Redford is on the Board of Trustees of the National Resources Defense Council (NRDC), an organization dedicated to solving the most challenging environmental issues. Redford explained that he needed to consolidate his energies behind a group that he believed had the most power—and that was NRDC because they had the power to go to court. Along with members of congress, NRDC and other preservation groups, Redford used his voice to halt the Bureau of Land Management from auctioning and leasing over 100,000 acres of Utah wilderness to gas and oil companies in 2009, during the final days of the Bush administration. In a discussion with Bob Edwards, Redford adamantly stated, “That land is public land. It does not belong to this administration or the last one. It belongs to us.”

Redford wrote the forward to A Force for Nature: The Story of NRDC and the Fight to Save Our Planet (Chronicle Books, 2010), authored by environmentalist and founder of NRDC John Adams and his wife, Patricia Adams. Redford volunteered his time and expertise to launching NRDC’s film and video products. He has been the narrator for numerous NRDC videos including recently produced, The Fix: Robert Redford Reflects on the Gulf Oil Disaster.

In narrating The Fix, Redford says of the disaster, “…what can’t be disguised are the consequences…eleven people were killed…the economic consequences are going to spread…maybe we needed it to be that bad to put pressure on the government…when I hear Chevron say, ‘we’re in the human energy business,’ I want to throw up. When BP…put millions of dollars to pull the wool over our eyes, it’s about time to cut all that!”

A prolific writer on such topics as conservationism and renewable resources at progressive news website, The Huffington Post, his voice echoes again and again the notion that we have a legacy to pass down to our children and our children’s children as their birthright. In a December 2008 post, Redford writes, “You can’t put a price on silence or solitude. You can’t quantify the beauty of wilderness.”

The sheer number and prestige of organizations that have recognized Redford’s extraordinary contribution to the environment are as impressive as those who have honored his involvement in cinema. In 1987, he won the United Nations Global 500 Award; in 1997, he received the National Medal for the Arts by President Clinton; in 1989, it was the Audubon Medal Award. Time magazine named Redford a “Hero of the Environment” in 2007. Redford was presented with the ROBIE Humanitarian Award at the 2009 Jackie Robinson Foundation awards ceremony, an honor bestowed upon recipients who use their talents for creating a better world.
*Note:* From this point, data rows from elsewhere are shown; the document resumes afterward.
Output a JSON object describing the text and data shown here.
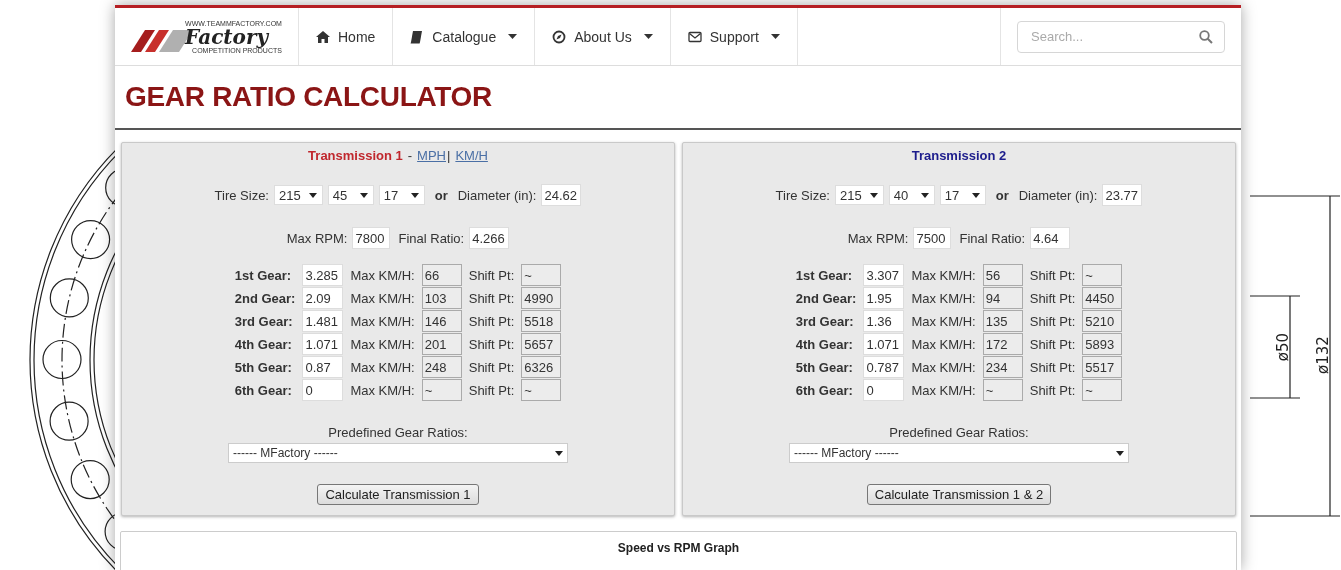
{
  "background_drawing": {
    "labels": [
      "ø50",
      "ø132"
    ]
  },
  "logo": {
    "url": "WWW.TEAMMFACTORY.COM",
    "wordmark": "Factory",
    "tagline": "COMPETITION PRODUCTS"
  },
  "nav": [
    {
      "label": "Home",
      "kind": "home",
      "dropdown": false
    },
    {
      "label": "Catalogue",
      "kind": "catalogue",
      "dropdown": true
    },
    {
      "label": "About Us",
      "kind": "about",
      "dropdown": true
    },
    {
      "label": "Support",
      "kind": "support",
      "dropdown": true
    }
  ],
  "search": {
    "placeholder": "Search..."
  },
  "page_title": "GEAR RATIO CALCULATOR",
  "transmissions": [
    {
      "title": "Transmission 1",
      "color": "#c0272d",
      "separator": "-",
      "units": [
        {
          "label": "MPH"
        },
        {
          "label": "KM/H"
        }
      ],
      "unit_separator": "|",
      "tire_label": "Tire Size:",
      "tire_selects": [
        "215",
        "45",
        "17"
      ],
      "or_label": "or",
      "diameter_label": "Diameter (in):",
      "diameter": "24.62",
      "max_rpm_label": "Max RPM:",
      "max_rpm": "7800",
      "final_ratio_label": "Final Ratio:",
      "final_ratio": "4.266",
      "gears": [
        {
          "label": "1st Gear:",
          "ratio": "3.285",
          "speed_label": "Max KM/H:",
          "speed": "66",
          "shift_label": "Shift Pt:",
          "shift": "~"
        },
        {
          "label": "2nd Gear:",
          "ratio": "2.09",
          "speed_label": "Max KM/H:",
          "speed": "103",
          "shift_label": "Shift Pt:",
          "shift": "4990"
        },
        {
          "label": "3rd Gear:",
          "ratio": "1.481",
          "speed_label": "Max KM/H:",
          "speed": "146",
          "shift_label": "Shift Pt:",
          "shift": "5518"
        },
        {
          "label": "4th Gear:",
          "ratio": "1.071",
          "speed_label": "Max KM/H:",
          "speed": "201",
          "shift_label": "Shift Pt:",
          "shift": "5657"
        },
        {
          "label": "5th Gear:",
          "ratio": "0.87",
          "speed_label": "Max KM/H:",
          "speed": "248",
          "shift_label": "Shift Pt:",
          "shift": "6326"
        },
        {
          "label": "6th Gear:",
          "ratio": "0",
          "speed_label": "Max KM/H:",
          "speed": "~",
          "shift_label": "Shift Pt:",
          "shift": "~"
        }
      ],
      "predefined_label": "Predefined Gear Ratios:",
      "predefined_value": "------ MFactory ------",
      "button": "Calculate Transmission 1"
    },
    {
      "title": "Transmission 2",
      "color": "#1c1c8c",
      "tire_label": "Tire Size:",
      "tire_selects": [
        "215",
        "40",
        "17"
      ],
      "or_label": "or",
      "diameter_label": "Diameter (in):",
      "diameter": "23.77",
      "max_rpm_label": "Max RPM:",
      "max_rpm": "7500",
      "final_ratio_label": "Final Ratio:",
      "final_ratio": "4.64",
      "gears": [
        {
          "label": "1st Gear:",
          "ratio": "3.307",
          "speed_label": "Max KM/H:",
          "speed": "56",
          "shift_label": "Shift Pt:",
          "shift": "~"
        },
        {
          "label": "2nd Gear:",
          "ratio": "1.95",
          "speed_label": "Max KM/H:",
          "speed": "94",
          "shift_label": "Shift Pt:",
          "shift": "4450"
        },
        {
          "label": "3rd Gear:",
          "ratio": "1.36",
          "speed_label": "Max KM/H:",
          "speed": "135",
          "shift_label": "Shift Pt:",
          "shift": "5210"
        },
        {
          "label": "4th Gear:",
          "ratio": "1.071",
          "speed_label": "Max KM/H:",
          "speed": "172",
          "shift_label": "Shift Pt:",
          "shift": "5893"
        },
        {
          "label": "5th Gear:",
          "ratio": "0.787",
          "speed_label": "Max KM/H:",
          "speed": "234",
          "shift_label": "Shift Pt:",
          "shift": "5517"
        },
        {
          "label": "6th Gear:",
          "ratio": "0",
          "speed_label": "Max KM/H:",
          "speed": "~",
          "shift_label": "Shift Pt:",
          "shift": "~"
        }
      ],
      "predefined_label": "Predefined Gear Ratios:",
      "predefined_value": "------ MFactory ------",
      "button": "Calculate Transmission 1 & 2"
    }
  ],
  "graph": {
    "title": "Speed vs RPM Graph"
  }
}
Also in 2009, Redford was the first-ever recipient of the Duke LEAF (Lifetime Environmental Achievement in the Fine Arts) awarded to “an artist whose work has lifted the human spirit by conveying our profound spiritual and material connection to the Earth, thereby inspiring others to help forge a more sustainable future for all.”

His latest vision, inspired by Redford and his children James, Shauna, and Amy, and opened in 2009, is the Redford Center in Berkeley, CA. According to their website, they are “a group driven by creative innovation and social activism…the professional staff seeks to shape programs that inspire hope and deepen commitments to social issues.”  Events include topics such as Greening America’s Schools and The Art of Activism with Newark, New Jersey Mayor Cory Booker. Redford is quoted on this creative and inspiring site, “We can’t expect to create the change we seek, if we aren’t living as part of the solution.”

Living the solution with deep compassion and a voice of determined justice, Redford is truly a national treasure, acting on behalf of what he considers our country’s sacred natural treasures. Life-long friend, fellow actor, director and producer Sydney Pollack once said of Redford, “He’s probably the closest we have in this country to royalty.” A humble and private knight, Redford receives his recognitions graciously with the hope that they garner more attention and action toward saving and protecting what he holds most dear, his Queen, Nature herself.